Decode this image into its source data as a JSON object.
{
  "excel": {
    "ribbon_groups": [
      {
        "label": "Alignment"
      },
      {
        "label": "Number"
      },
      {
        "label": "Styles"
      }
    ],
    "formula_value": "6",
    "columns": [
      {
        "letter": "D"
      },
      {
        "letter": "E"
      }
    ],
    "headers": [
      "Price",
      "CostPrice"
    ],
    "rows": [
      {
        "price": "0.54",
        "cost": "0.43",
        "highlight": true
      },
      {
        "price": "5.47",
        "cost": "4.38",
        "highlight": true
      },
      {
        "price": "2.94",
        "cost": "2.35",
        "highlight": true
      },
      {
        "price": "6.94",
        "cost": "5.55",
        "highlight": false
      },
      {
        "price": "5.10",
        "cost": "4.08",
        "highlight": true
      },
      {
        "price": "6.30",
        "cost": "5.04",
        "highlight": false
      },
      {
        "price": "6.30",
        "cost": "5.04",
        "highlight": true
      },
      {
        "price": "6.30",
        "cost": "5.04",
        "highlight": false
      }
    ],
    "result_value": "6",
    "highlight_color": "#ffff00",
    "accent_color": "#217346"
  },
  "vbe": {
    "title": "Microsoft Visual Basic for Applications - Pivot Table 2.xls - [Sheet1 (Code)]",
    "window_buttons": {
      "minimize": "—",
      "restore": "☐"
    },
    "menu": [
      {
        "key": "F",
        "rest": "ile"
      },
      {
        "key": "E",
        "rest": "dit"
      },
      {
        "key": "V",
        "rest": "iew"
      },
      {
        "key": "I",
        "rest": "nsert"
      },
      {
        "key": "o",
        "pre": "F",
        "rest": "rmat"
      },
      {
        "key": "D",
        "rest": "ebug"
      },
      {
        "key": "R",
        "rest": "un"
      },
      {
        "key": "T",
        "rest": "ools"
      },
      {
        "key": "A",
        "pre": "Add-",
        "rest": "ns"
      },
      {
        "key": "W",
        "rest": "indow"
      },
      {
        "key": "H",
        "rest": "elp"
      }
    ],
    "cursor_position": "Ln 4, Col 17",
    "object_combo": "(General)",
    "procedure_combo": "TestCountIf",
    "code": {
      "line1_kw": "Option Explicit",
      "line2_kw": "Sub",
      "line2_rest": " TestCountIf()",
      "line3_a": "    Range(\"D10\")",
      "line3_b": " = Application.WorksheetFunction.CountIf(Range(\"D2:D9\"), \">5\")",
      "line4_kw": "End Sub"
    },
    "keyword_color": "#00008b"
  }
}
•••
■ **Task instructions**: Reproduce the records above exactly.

■ **Solution to this task**:
Decode this image into its source data as a JSON object.
{
  "excel": {
    "ribbon_groups": [
      {
        "label": "Alignment"
      },
      {
        "label": "Number"
      },
      {
        "label": "Styles"
      }
    ],
    "formula_value": "6",
    "columns": [
      {
        "letter": "D"
      },
      {
        "letter": "E"
      }
    ],
    "headers": [
      "Price",
      "CostPrice"
    ],
    "rows": [
      {
        "price": "0.54",
        "cost": "0.43",
        "highlight": true
      },
      {
        "price": "5.47",
        "cost": "4.38",
        "highlight": true
      },
      {
        "price": "2.94",
        "cost": "2.35",
        "highlight": true
      },
      {
        "price": "6.94",
        "cost": "5.55",
        "highlight": false
      },
      {
        "price": "5.10",
        "cost": "4.08",
        "highlight": true
      },
      {
        "price": "6.30",
        "cost": "5.04",
        "highlight": false
      },
      {
        "price": "6.30",
        "cost": "5.04",
        "highlight": true
      },
      {
        "price": "6.30",
        "cost": "5.04",
        "highlight": false
      }
    ],
    "result_value": "6",
    "highlight_color": "#ffff00",
    "accent_color": "#217346"
  },
  "vbe": {
    "title": "Microsoft Visual Basic for Applications - Pivot Table 2.xls - [Sheet1 (Code)]",
    "window_buttons": {
      "minimize": "—",
      "restore": "☐"
    },
    "menu": [
      {
        "key": "F",
        "rest": "ile"
      },
      {
        "key": "E",
        "rest": "dit"
      },
      {
        "key": "V",
        "rest": "iew"
      },
      {
        "key": "I",
        "rest": "nsert"
      },
      {
        "key": "o",
        "pre": "F",
        "rest": "rmat"
      },
      {
        "key": "D",
        "rest": "ebug"
      },
      {
        "key": "R",
        "rest": "un"
      },
      {
        "key": "T",
        "rest": "ools"
      },
      {
        "key": "A",
        "pre": "Add-",
        "rest": "ns"
      },
      {
        "key": "W",
        "rest": "indow"
      },
      {
        "key": "H",
        "rest": "elp"
      }
    ],
    "cursor_position": "Ln 4, Col 17",
    "object_combo": "(General)",
    "procedure_combo": "TestCountIf",
    "code": {
      "line1_kw": "Option Explicit",
      "line2_kw": "Sub",
      "line2_rest": " TestCountIf()",
      "line3_a": "    Range(\"D10\")",
      "line3_b": " = Application.WorksheetFunction.CountIf(Range(\"D2:D9\"), \">5\")",
      "line4_kw": "End Sub"
    },
    "keyword_color": "#00008b"
  }
}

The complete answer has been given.